Rate this article:  

Another Insight in our series of articles on safety and bridge resource management (BRM). We take a look at the team approach to situational awareness, based on role not rank, which has been implemented by Carnival Corporation.


Traditionally, in challenging operations and difficult waters, the Master acts as the operator of the ship with responsibility for steering. All too often the rest of the bridge team remain passive when many incidents could probably have been avoided if officers had had the courage to be assertive and speak up and operation of the ship had been conducted more as a team than individual effort.

Team situation awareness is a major safety factor and can be achieved through clear roles and responsibilities creating a bridge team that is better able to maintain normal operations or to recover quickly from a difficult or abnormal situation without being overwhelmed or acting in a dysfunctional or harmful way. 

Following a trial of role-based bridge organisation by Carnival Corporation in 2008, it subsequently implemented the system in all of its nine operating lines. Captain Hans Hederström,Managing Director at the Centre for Simulator Maritime Training, CSMART, a part of the Carnival Corporation, has written an article on this system. This Insight serves as a summary and a link to the full article can be found here.

Role-based bridge organisation

The concept has its roots in the aviation industry – see previous Gard Insights looking at lessons to be learned from the aviation safety culture. The maritime version uses the role of navigator, who has direct control of navigation using the Track Control System or giving orders to the helmsman and communicates intentions and orders to the co-navigator, who monitors, cross-checks and supports the navigator. This ensures a certain degree of overlap - no course changes or engine orders will be carried out without an agreement and confirmation from the co-navigator. In addition, there should be a minimum of two bridge officers on watch at all times when the ship is underway. Active monitoring of navigation systems and communication between the navigator and co-navigator while the administrator gets on with managing alarms and phone calls enables each role to focus on their respective tasks without being distracted or disturbed.

Clearly, cruise ships have more available bridge resources than other types of ship, e.g. a general cargo ship. Nevertheless, the model is transferrable to a bridge with less manning through not having the operations director and administrator roles. The Master in this case should take the role of co-navigator unless the officer who should assume the navigator role is very inexperienced or the operation is very high risk.

The philosophy behind this system is to encourage the Master to assume the role of operations director, to take a step back to get an overview of the operation, acting as a leader/manager while the team carries out the actual operation. The Master will evaluate the risks involved to safely carry out a particular operation to decide upon the manning level required on the bridge. The risk analysis is based on the following framework, taking into account the type of ship and/or trade involved:

Once the manning level has been decided, the Master then selects the roles for the bridge team and who to fill them. 
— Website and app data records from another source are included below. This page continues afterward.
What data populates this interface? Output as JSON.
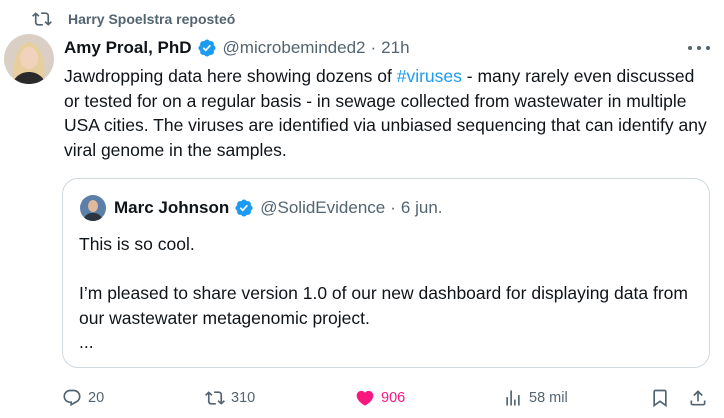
{
  "repost": {
    "label": "Harry Spoelstra reposteó",
    "icon": "repost-icon"
  },
  "tweet": {
    "author_name": "Amy Proal, PhD",
    "handle": "@microbeminded2",
    "separator": "·",
    "time": "21h",
    "text_before": "Jawdropping data here showing dozens of ",
    "hashtag": "#viruses",
    "text_after": " - many rarely even discussed or tested for on a regular basis - in sewage collected from wastewater in multiple USA cities. The viruses are identified via unbiased sequencing that can identify any viral genome in the samples."
  },
  "quote": {
    "author_name": "Marc Johnson",
    "handle": "@SolidEvidence",
    "separator": "·",
    "time": "6 jun.",
    "line1": "This is so cool.",
    "line2": "I’m pleased to share version 1.0 of our new dashboard for displaying data from our wastewater metagenomic project.",
    "line3": "..."
  },
  "actions": {
    "replies": "20",
    "reposts": "310",
    "likes": "906",
    "views": "58 mil"
  },
  "colors": {
    "accent": "#1d9bf0",
    "like": "#f91880",
    "muted": "#536471",
    "text": "#0f1419",
    "border": "#cfd9de"
  }
}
The roles and related tasks



Key qualities required for the roles have been identified as the abilities to:

  • respond: knowing what to do/how to respond to expected and unexpected disruptions and interruptions
  • monitor: knowing what to look for – how to monitor a potential threat both in the actual environment and via systems
  • anticipate: knowing what to expect – how to anticipate developments, threats, and opportunities
  • learn: understanding why something happened – how to learn from experience, the right lessons from the right experience, building on successes as well as failures.

The navigator and co-navigator are responsible for responding, monitoring and anticipating, while learning from past experiences is taken care of via debriefings.

Learning from experience - organisational resilience

According to the system, debriefings should take place after each major operation, for example a port departure in order to learn and improve the system. Even when everything went according to plan the Master should ask the team why they were so successful and highlight the factors which contributed to the success, such as:

  • having a detailed plan for the operation
  • working from a shared mental model
  • being proactive and anticipating the next event
  • communicating about the situation
  • following the standard operating procedures
  • cross-checking all actions before executing
  • challenging any deviation from the plan
  • debriefing and learning after other operations
  • not taking past successes as a guarantee for future safety
  • discussing risk even when things looked safe.

Final comment

There are many different forms and methods of BRM - some work better than others in certain shipping sectors. The ultimate goal of BRM should be to use all available resources – human, technical and organisational – to manage risks to ensure operations are carried out efficiently, safely and resiliently. In other words, to maintain normal operations or to recover quickly when responding to a difficult situation or an incident. A role-based organisation on the bridge can certainly help to achieve this goal. The team uses technology in a structured manner, they work in a coordinated way, pooling knowledge and experience and the Master is able to coach, supervise or intervene.Further detail about the system can be found in the full version of Captain Hederström’s article.


Our thanks to Captain Hederström for permission to reproduce the image from his article as well as his valuable assistance in preparing this summary.

CSMART offers training in bridge resource management and other courses.

Please e-mail questions or comments about this article to the Gard Editorial Team.